If there are no dogs in heaven, then when I die I want to go where they went.
= Will Rogers =
I knew my little pet was getting seriously old -- dog years and all that -- but until a few weeks ago, I didn't know he was dying. Only last year, the doctor told us that Javier's heart was strong.
Even when I realized the worst, I was slow to pick up on the fact that it was time to "do the right thing." Until last Friday, when the penny dropped.
You get a sense that even though the thing you're contemplating is awful, you're not wrong to do it. It's odd. Nothing adds up and yet you're forced to accept the sum of the equation.
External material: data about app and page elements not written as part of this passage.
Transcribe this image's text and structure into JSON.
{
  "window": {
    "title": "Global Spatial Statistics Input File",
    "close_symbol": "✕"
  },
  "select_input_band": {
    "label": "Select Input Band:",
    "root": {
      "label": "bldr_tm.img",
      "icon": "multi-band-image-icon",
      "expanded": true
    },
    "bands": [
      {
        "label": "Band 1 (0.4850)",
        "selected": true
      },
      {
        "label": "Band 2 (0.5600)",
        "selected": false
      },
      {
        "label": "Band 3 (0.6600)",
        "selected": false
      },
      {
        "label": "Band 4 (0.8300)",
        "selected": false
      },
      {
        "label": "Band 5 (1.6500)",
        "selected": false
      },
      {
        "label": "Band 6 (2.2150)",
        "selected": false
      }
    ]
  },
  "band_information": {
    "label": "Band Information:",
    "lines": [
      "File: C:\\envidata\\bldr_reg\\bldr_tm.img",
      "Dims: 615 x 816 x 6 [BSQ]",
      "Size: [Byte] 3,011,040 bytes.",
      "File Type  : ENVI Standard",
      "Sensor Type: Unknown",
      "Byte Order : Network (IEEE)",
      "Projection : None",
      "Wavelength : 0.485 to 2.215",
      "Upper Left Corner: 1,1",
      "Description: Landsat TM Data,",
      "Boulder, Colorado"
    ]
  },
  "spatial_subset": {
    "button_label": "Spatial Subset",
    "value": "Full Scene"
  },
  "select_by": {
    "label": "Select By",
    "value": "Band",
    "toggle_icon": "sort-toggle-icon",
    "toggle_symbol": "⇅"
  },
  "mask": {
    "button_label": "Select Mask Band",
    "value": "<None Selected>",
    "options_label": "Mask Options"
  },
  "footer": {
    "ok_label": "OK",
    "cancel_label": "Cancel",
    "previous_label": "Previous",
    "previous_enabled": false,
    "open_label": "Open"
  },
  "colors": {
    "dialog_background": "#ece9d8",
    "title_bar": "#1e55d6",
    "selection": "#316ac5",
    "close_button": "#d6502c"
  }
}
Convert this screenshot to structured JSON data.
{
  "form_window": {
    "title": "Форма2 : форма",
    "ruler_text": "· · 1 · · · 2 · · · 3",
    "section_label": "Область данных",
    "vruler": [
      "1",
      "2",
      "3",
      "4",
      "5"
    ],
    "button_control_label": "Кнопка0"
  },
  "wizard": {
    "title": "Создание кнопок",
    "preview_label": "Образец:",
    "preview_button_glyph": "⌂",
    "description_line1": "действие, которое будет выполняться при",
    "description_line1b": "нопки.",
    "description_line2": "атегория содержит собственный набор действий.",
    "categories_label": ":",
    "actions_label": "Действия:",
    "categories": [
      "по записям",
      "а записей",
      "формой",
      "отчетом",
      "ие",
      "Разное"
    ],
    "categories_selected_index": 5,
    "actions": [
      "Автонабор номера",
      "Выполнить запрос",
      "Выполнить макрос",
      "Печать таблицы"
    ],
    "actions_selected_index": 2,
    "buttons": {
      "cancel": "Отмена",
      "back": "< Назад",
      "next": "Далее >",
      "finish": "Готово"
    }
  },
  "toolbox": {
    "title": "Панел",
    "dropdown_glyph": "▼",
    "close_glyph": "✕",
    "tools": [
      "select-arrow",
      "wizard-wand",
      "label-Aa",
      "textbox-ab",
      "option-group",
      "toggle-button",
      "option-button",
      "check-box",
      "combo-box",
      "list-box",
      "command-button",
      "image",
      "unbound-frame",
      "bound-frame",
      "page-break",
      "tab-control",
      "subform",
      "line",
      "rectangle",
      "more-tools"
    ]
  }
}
On Saturday morning, I called the vet and made the appointment for Monday. The eleventh of April. Three-thirty in the afternoon. I was crying. I may have been a bit short with the girl on the line because I felt she was dithering and not answering my simple questions. It was probably my fault; the act of making the call had upset me.
On Sunday we held Javier endlessly. He was lethargic and unresponsive. He could no longer eat or stand on his legs. His will to live had faded away so quickly. He had no interest in his surroundings or in any of us.
On Monday morning I awakened, after fitful sleep, plagued by second thoughts. Whose idea was this whole pet euthanasia thing? I asked Andrew. He let me talk it out. He said he supported me whatever my decision and he'd be with me throughout the day, no matter what it brought.
I called the vet. I said I'd show up that afternoon with Javier, but just to talk. If I didn't get good answers, I was prepared to bring him back home. The same girl I had talked with on Saturday was kind and patient. Jessica. She said whatever we wanted to do was fine; they were only there to help.
I hung up, satisfied. I'd allow my little dog to die at home! Wouldn't he rather? It was my choice. I'd hold him, giving him water with my fingertip if need be. I had nothing better to do. He'd probably pass away peacefully in his sleep anyway.
Why subject him to a trip to the vet where he'd be dispatched by lethal injection? Wasn't that cruel? What had my baby done to deserve such an end?
Then Javier moaned. Twice. It was the first time I'd heard his little voice in many days. Erica had told me on Sunday, as she cradled and comforted him, that she was sure he was in pain. I'd had my doubts.
Maybe I was wrong. I did a mental about-face and began a process of dull acceptance: We'd put Javier in his teal crate, drive to the veterinary hospital, and talk to Dr. Chambers. We'd learn that we were doing the right thing, the humane thing. Javier would be put to sleep. No more suffering and no more questions.
I looked outside. Andrew, who had been weed whacking in the back, beyond the pool and by the fence, had dug a small grave. There was a mound of red dirt and a shovel standing by. The white lights twinkled in the ivy and the pines sighed in the wind. It was a beautiful day.
At the vet, it was confirmed that Javier was in renal failure. He was never going to recover, in fact was all but gone already, except for pain from toxins flooding his tiny body.
Javier had had a long life, a good life, the doctor reassured us. He was suffering. More pain would follow before he finally expired, and no one could say how long that would be.
Later, after giving us all the time we needed (at least that's what was said) to hold Javier and say goodbye, Dr. Chambers calmly gave our bright-eyed boy a shot. Within ten seconds, Javier's little head sagged. His wide eyes stayed open and seeing that, I guess is when my heart actually broke.
The doctor faded out of the room. Erica said she couldn't bear to hold Javier anymore. She was sobbing. I took him and I'm pretty sure I made a spectacle of myself, wailing and telling him I was so sorry. He didn't hear me. His little eyes just stared and he was our Javier still, only he wasn't. He had left us.*
Since then, in between crying jags, I have thought: What kind of person takes a hit out on their own sick dog? I'd written a check to pay them to kill him, and then I'd watched them do it.
The power of guilt is strong. The feelings it produces can be irrational. This article by Moira Anderson Allen helped me. A little. She calls euthanasia the "grand master of guilt." I concur.
And now there's an angel statue back by the fence, marking where our Javier is buried. Loving torture, I look out there a lot.
If you'd like to see pictures of Javier's burial, click here.
And that is all for now.
*In all of these photos, Javier was still alive. Except the one of the sky, and the last one.